● **TASK PROMPT**: Show every line of the data below that includes the word "火紅色宴會晚禮服".

───── MATERIAL FOR THIS EXERCISE ─────

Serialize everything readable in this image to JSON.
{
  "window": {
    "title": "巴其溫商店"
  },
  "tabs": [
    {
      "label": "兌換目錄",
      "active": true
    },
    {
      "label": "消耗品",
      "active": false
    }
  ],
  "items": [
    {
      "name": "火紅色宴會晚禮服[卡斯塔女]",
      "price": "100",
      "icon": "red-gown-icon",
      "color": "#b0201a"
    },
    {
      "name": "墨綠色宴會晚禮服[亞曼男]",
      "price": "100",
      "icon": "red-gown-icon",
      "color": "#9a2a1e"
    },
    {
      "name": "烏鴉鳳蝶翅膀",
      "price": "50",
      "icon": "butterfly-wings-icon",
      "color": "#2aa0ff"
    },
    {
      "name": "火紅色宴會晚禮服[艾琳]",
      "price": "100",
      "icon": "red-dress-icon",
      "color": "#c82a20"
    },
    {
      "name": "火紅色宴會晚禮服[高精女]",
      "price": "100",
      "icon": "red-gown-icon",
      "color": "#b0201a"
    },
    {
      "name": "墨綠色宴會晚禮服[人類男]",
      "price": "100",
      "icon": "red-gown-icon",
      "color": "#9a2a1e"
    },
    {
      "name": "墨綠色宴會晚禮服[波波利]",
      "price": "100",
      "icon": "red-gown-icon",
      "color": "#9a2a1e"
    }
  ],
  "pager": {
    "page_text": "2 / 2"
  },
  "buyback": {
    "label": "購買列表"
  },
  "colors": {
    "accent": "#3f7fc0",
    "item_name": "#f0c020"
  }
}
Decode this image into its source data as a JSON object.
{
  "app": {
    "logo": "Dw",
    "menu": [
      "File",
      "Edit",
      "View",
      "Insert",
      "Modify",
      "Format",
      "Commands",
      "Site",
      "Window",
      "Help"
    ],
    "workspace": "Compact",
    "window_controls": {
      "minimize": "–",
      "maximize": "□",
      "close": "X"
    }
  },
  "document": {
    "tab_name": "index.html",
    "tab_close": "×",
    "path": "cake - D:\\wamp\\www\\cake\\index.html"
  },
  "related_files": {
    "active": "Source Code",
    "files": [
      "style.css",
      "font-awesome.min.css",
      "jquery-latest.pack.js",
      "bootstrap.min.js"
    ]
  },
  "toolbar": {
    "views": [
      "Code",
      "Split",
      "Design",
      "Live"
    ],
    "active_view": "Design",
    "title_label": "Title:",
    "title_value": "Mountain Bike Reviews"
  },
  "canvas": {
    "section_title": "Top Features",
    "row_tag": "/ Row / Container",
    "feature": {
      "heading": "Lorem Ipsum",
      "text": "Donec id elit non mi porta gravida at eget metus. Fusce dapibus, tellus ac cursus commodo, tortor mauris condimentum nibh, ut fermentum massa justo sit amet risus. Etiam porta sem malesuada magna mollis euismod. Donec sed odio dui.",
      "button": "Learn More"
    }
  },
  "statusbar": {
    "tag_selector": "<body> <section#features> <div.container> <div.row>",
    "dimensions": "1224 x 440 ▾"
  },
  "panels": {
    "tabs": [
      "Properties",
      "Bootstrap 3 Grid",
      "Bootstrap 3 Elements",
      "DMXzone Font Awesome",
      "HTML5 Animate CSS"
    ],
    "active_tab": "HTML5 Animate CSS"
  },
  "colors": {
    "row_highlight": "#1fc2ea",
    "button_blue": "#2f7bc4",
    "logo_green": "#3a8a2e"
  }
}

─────

● **SOLUTION FOR THIS EXERCISE**:
      "name": "火紅色宴會晚禮服[卡斯塔女]",
      "name": "火紅色宴會晚禮服[艾琳]",
      "name": "火紅色宴會晚禮服[高精女]",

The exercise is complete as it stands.